MP Justin Madders said he will raise the case of his constituent Gary Arnold in the Commons after Foreign Office minister James Cleverly told him the Government would not intervene despite evidence that the Saudi royals have reneged on a legally-binding deal.

Mr Arnold, 50, who successfully introduced fish and chips to the Middle East was arrested in Dubai last week over unpaid debts which he blames on the failure of the Saudi royals to keep their part of a deal to buy out his business.

A court in Saudi subsequently found in Mr Arnold’s favour and ordered the Saudi royals’ company to pay him 5,087,500 riyals (£1,032,435) under the terms of the original deal but they have still not done so.

Mr Madders said: “The Government can choose to get involved in this if it wants to. Washing its hands of a UK citizen in this way is an appalling way to go about business. I would urge them to try to use their influence to get him released as soon as possible.”

It follows a letter from Mr Cleverly to him, saying: “As I am sure you can appreciate, we cannot intervene in the legal processes of another country just as we would not allow such intervention in the UK. In addition we are unable to get involved in private disputes between individuals.”

Mr Cleverly added that he appreciated it was a “distressing time” for Mr Arnold and his family but assured the MP that “our embassy in Dubai is aware of Mr Arnold’s situation and providing consular assistance.”

It is understood Mr Arnold is being held in Dubai Bur police station over eight charges of unpaid debts including one with a maximum two-year jail sentence.

His lawyer, Toby Cadman, said the Foreign Office arguments were “disingenuous,” adding: “Where there is a risk of an abuse of process and/or a flagrant denial of justice there is not only a basis for intervention, there is an obligation to intervene.  

“It is hard to see what further evidence is required to demonstrate this. Moreover, it is simply untrue.”

Mr Cadman cited five other cases where the Government had intervened including Mohammed Nasheed (Maldives), Nazanin Zaghari-Radcliffe (Iran), John Doughall (Greece), Matthew Hedges (UAE) and Al Jazeera Journalists (Egypt).  

Mr Arnold and his lawyers said he and his business partners have not received the money agreed in 2017 as part of the merger and acquisition of their firm, London Business Group, by the Saudis’ family company, Harbor Holdings-Himmah Foods.

The move has pitted him and his partners against a high-profile family of Saudi royals, central to which is Prince Faisal bin Bandar bin Sultan bin Abdul Aziz al Saud, the current chairman of Harbor Holdings.

Two other royals are linked to the company but deny any involvement in the fish and chip deal.
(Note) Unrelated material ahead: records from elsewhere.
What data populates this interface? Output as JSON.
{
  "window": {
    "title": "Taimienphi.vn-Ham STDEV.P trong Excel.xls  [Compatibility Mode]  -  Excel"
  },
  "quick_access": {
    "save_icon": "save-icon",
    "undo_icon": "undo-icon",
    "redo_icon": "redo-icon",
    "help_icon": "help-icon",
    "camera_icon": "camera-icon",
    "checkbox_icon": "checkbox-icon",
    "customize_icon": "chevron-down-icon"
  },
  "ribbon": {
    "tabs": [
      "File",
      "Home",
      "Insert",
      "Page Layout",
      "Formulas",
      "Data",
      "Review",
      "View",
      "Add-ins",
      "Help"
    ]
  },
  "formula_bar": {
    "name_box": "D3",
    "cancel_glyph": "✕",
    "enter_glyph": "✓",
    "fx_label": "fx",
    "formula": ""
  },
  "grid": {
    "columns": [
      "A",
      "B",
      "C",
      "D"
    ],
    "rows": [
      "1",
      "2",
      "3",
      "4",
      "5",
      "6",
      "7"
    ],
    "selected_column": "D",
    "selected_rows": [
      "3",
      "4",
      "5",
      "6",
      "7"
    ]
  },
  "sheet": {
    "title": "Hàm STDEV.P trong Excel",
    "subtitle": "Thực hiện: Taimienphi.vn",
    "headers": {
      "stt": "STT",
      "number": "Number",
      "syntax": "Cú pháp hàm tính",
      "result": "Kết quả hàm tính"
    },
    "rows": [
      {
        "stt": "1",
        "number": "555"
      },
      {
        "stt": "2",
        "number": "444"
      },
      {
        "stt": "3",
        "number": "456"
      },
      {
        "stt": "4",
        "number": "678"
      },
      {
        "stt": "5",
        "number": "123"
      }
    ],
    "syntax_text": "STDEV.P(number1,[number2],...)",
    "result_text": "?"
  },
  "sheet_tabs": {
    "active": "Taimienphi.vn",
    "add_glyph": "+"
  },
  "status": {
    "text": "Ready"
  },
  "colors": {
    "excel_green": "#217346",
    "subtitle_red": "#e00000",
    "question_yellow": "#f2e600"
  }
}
They are its ex-chairman Prince Khalid bin Bandar al Saud, Saudi ambassador to London, and its co-founder Princess Reema bint Bandar al Saud, Saudi ambassador to Washington.